DATASET RECORDS →
____________

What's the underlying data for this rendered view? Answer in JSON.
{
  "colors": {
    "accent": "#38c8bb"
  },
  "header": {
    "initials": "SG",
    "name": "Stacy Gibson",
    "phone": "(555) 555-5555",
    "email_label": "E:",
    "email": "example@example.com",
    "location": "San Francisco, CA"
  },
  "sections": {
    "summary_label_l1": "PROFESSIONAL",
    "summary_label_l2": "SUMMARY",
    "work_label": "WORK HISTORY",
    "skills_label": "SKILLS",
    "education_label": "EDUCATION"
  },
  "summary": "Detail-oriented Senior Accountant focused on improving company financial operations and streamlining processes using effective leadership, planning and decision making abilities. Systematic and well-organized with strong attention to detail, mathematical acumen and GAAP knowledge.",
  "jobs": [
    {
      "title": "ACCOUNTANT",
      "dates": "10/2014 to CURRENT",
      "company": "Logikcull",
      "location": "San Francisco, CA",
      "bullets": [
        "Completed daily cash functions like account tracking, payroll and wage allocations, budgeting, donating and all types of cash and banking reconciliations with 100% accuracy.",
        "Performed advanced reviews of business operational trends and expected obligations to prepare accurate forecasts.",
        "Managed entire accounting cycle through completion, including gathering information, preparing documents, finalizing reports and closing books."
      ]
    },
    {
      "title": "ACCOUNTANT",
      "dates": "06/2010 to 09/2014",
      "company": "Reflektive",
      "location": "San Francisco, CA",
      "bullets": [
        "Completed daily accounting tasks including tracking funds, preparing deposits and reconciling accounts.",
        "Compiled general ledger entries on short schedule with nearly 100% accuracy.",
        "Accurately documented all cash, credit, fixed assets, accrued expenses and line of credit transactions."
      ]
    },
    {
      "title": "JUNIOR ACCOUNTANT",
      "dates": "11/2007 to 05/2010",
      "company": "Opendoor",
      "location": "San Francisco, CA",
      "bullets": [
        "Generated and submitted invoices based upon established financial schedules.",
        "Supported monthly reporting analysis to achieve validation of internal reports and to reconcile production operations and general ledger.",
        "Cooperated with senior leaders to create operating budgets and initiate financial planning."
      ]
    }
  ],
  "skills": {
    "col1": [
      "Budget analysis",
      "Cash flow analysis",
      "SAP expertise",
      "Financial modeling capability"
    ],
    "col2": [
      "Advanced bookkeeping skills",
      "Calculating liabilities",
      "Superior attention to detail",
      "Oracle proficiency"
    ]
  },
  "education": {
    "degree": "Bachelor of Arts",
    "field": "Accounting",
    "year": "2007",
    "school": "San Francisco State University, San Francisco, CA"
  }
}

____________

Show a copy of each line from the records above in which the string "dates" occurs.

      "dates": "10/2014 to CURRENT",
      "dates": "06/2010 to 09/2014",
      "dates": "11/2007 to 05/2010",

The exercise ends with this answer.